By Kathleen Berger, Executive Producer for Science and Technology
The St. Louis school shooting in October 2022 gripped the city and the nation. The terrifying moments of a gunman in school have been felt in other communities over the years leading to heightened security measures. The hardening of schools in the U.S. is a subject of intense study at Washington University in St. Louis before the St. Louis school shooting.
“There’s something going on here in high surveillance schools where students aren’t able to meet their full potential,” said Jason Jabbari, Research Assistant Professor at the Brown School at Washington University and Associate Director of Community Partnerships at Washington University’s Social Policy Institute.
Jabbari is co-author of a study published in the Journal of Criminal Justice in September 2022. It’s about the ramped-up school security measures in response to school shootings and how that relates to academic performance and student outcomes.
“After Columbine, we had what we call a hardening of schools. And so, we had a number of schools that had new measures – security cameras, metal detectors, drug searches, drug sniffing dogs,” said Jabbari. “And I think part of the impetus for this was really thinking about, were these effective measures in terms of academics?”
Jabbari said there is little evidence that shows more extreme measures of school security reduce violence. On the other hand, study results show a reduction in school achievement in the high security schools.
“We compare schools that are on the high-end of surveillance, the top third, the most surveilled schools compared to the bottom third of school surveillance,” he said.
The study suggests that increased surveillance is having a detrimental impact on academic performance.
“We’re not seeing the impact that if we have high surveillance, we’re going to have higher achievement. It’s the opposite,” said Jabbari.
According to the study, schools that have heightened security have lower scores in math and a 20% reduction in the number of students attending college after graduation.
“Our next study hopefully will involve some qualitative interviews to really see what’s going on there. But we know that these types of environments are antithetical to STEM achievement and performance.”

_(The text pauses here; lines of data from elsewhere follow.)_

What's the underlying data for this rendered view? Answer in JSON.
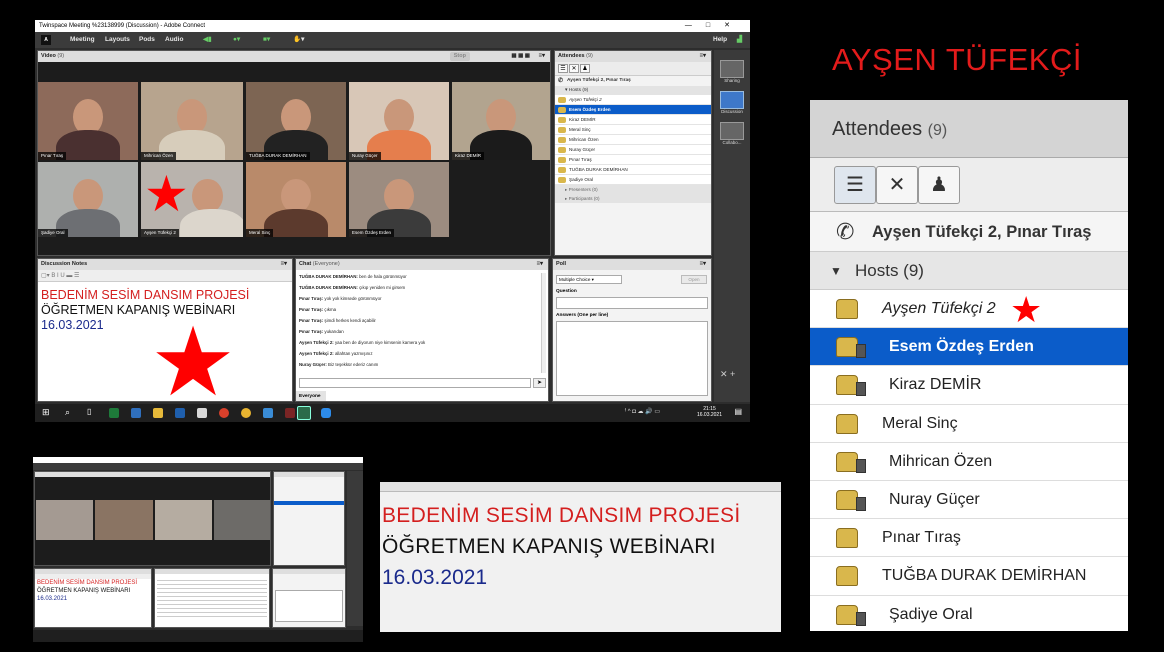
{
  "overlay_title": "AYŞEN TÜFEKÇİ",
  "window": {
    "title": "Twinspace Meeting %23138999 (Discussion) - Adobe Connect",
    "menu": [
      "Meeting",
      "Layouts",
      "Pods",
      "Audio"
    ],
    "help": "Help",
    "logo": "Adobe"
  },
  "video_pod": {
    "title": "Video",
    "count": "(9)",
    "stop_label": "Stop",
    "tiles": [
      "Pınar Tıraş",
      "Mihrican Özen",
      "TUĞBA DURAK DEMİRHAN",
      "Nuray Güçer",
      "Kiraz DEMİR",
      "Şadiye Oral",
      "Ayşen Tüfekçi 2",
      "Meral Sinç",
      "Esem Özdeş Erden"
    ]
  },
  "attendees_small": {
    "title": "Attendees",
    "count": "(9)",
    "conference": "Ayşen Tüfekçi 2, Pınar Tıraş",
    "hosts_label": "Hosts (9)",
    "hosts": [
      "Ayşen Tüfekçi 2",
      "Esem Özdeş Erden",
      "Kiraz DEMİR",
      "Meral Sinç",
      "Mihrican Özen",
      "Nuray Güçer",
      "Pınar Tıraş",
      "TUĞBA DURAK DEMİRHAN",
      "Şadiye Oral"
    ],
    "presenters": "Presenters (0)",
    "participants": "Participants (0)"
  },
  "layouts": [
    "Sharing",
    "Discussion",
    "Collabo..."
  ],
  "notes": {
    "title": "Discussion Notes",
    "line1": "BEDENİM SESİM DANSIM PROJESİ",
    "line2": "ÖĞRETMEN KAPANIŞ WEBİNARI",
    "line3": "16.03.2021"
  },
  "chat": {
    "title": "Chat",
    "scope": "(Everyone)",
    "messages": [
      {
        "who": "TUĞBA DURAK DEMİRHAN:",
        "text": " ben de hala görünmüyor"
      },
      {
        "who": "TUĞBA DURAK DEMİRHAN:",
        "text": " çıkıp yeniden mi girsem"
      },
      {
        "who": "Pınar Tıraş:",
        "text": " yok yok kimsede görünmüyor"
      },
      {
        "who": "Pınar Tıraş:",
        "text": " çıkma"
      },
      {
        "who": "Pınar Tıraş:",
        "text": " şimdi herkes kendi açabilir"
      },
      {
        "who": "Pınar Tıraş:",
        "text": " yukarıdan"
      },
      {
        "who": "Ayşen Tüfekçi 2:",
        "text": " yaa ben de diyorum niye kimsenin kamera yok"
      },
      {
        "who": "Ayşen Tüfekçi 2:",
        "text": " allahtan yazmışınız"
      },
      {
        "who": "Nuray Güçer:",
        "text": " Biz teşekkür ederiz canım"
      }
    ],
    "tab": "Everyone"
  },
  "poll": {
    "title": "Poll",
    "type": "Multiple Choice",
    "open": "Open",
    "question": "Question",
    "answers": "Answers (One per line)"
  },
  "taskbar": {
    "time": "21:15",
    "date": "16.03.2021"
  },
  "big_attendees": {
    "title": "Attendees",
    "count": "(9)",
    "conference": "Ayşen Tüfekçi 2, Pınar Tıraş",
    "hosts_label": "Hosts (9)",
    "hosts": [
      "Ayşen Tüfekçi 2",
      "Esem Özdeş Erden",
      "Kiraz DEMİR",
      "Meral Sinç",
      "Mihrican Özen",
      "Nuray Güçer",
      "Pınar Tıraş",
      "TUĞBA DURAK DEMİRHAN",
      "Şadiye Oral"
    ]
  },
  "zoom_notes": {
    "line1": "BEDENİM SESİM DANSIM PROJESİ",
    "line2": "ÖĞRETMEN KAPANIŞ WEBİNARI",
    "line3": "16.03.2021"
  },
  "colors": {
    "accent_red": "#e31b1b",
    "selection_blue": "#0b5cc9",
    "date_blue": "#1a2a8c"
  }
}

And when schools are hardened, Jabbari said there is a 40% increase in suspensions. About one-half of the students with multiple suspensions had contact with the justice system as a teenager or adult, including prison time.
“For individuals who are pushed out or dropout of high school, they are much more likely to end up in a prison. Higher surveilled schools tend to, I think, quite reasonably detect more instances perhaps of misbehavior. And so, I think that the motto is if you build it, you’re going to use it,” he said. “Schools adding these measures – now they have it, and they end up using it.”
Jabbari pointed out that most high surveillance schools are inner city schools with more black students.
“We know that low income, in our study, black students were four times more likely to attend a high surveillance school. “
The study suggests the high level of security is causing more problems for black students, increasing racial inequities in education. While enforcing higher levels of security may seem like the answer, Jabari hopes policymakers will consider the study and consider school shootings are rare. Jabbari offers suggestions for what he believes are better ways to end violence in schools, including supporting students’ mental health and feelings of belonging to schools.
“How do we create environments where students’ whole selves are able to be recognized or social emotional needs can be met for students in high violence neighborhoods? How do we make sure that they’re able to effectively deal with that trauma in schools? And so, really thinking about schools as places where they can support students with their needs and their social and emotional needs as well.”
“There’s also restorative justice,” Jabbari added. “The idea of restorative justice is that when we do have some infractions, or we do have folks who have kind of broken some of the social and school norms. How can we reintegrate them in a way that’s not punitive but restorative?”